### EXERCISE INSTRUCTIONS
Should a line in the entries below contain "appropriate", return that line.

━━━ EXTRACTED ENTRIES

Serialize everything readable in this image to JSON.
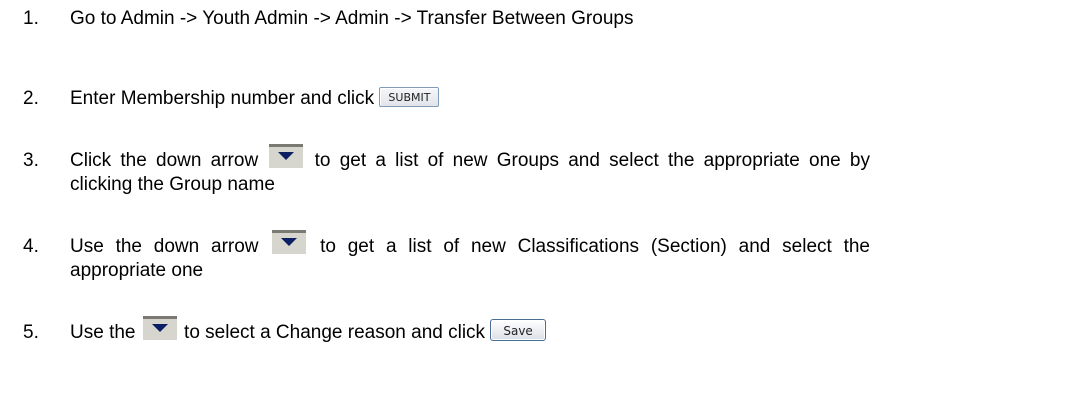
{
  "steps": [
    {
      "number": "1.",
      "text": "Go to Admin -> Youth Admin -> Admin -> Transfer Between Groups"
    },
    {
      "number": "2.",
      "text_before": "Enter Membership number and click ",
      "button_label": "SUBMIT"
    },
    {
      "number": "3.",
      "text_before": "Click the down arrow ",
      "text_after": " to get a list of new Groups and select the appropriate one by clicking the Group name",
      "icon": "dropdown-arrow-icon"
    },
    {
      "number": "4.",
      "text_before": "Use the down arrow ",
      "text_after": " to get a list of new Classifications (Section) and select the appropriate one",
      "icon": "dropdown-arrow-icon"
    },
    {
      "number": "5.",
      "text_before": "Use the ",
      "text_after": " to select a Change reason and click ",
      "button_label": "Save",
      "icon": "dropdown-arrow-icon"
    }
  ],
  "colors": {
    "text": "#000000",
    "arrow_bg": "#d6d6cf",
    "arrow_border": "#7a7a72",
    "button_border": "#7f9db9"
  }
}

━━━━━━

### RESPONSE BOX
      "text_after": " to get a list of new Groups and select the appropriate one by clicking the Group name",
      "text_after": " to get a list of new Classifications (Section) and select the appropriate one",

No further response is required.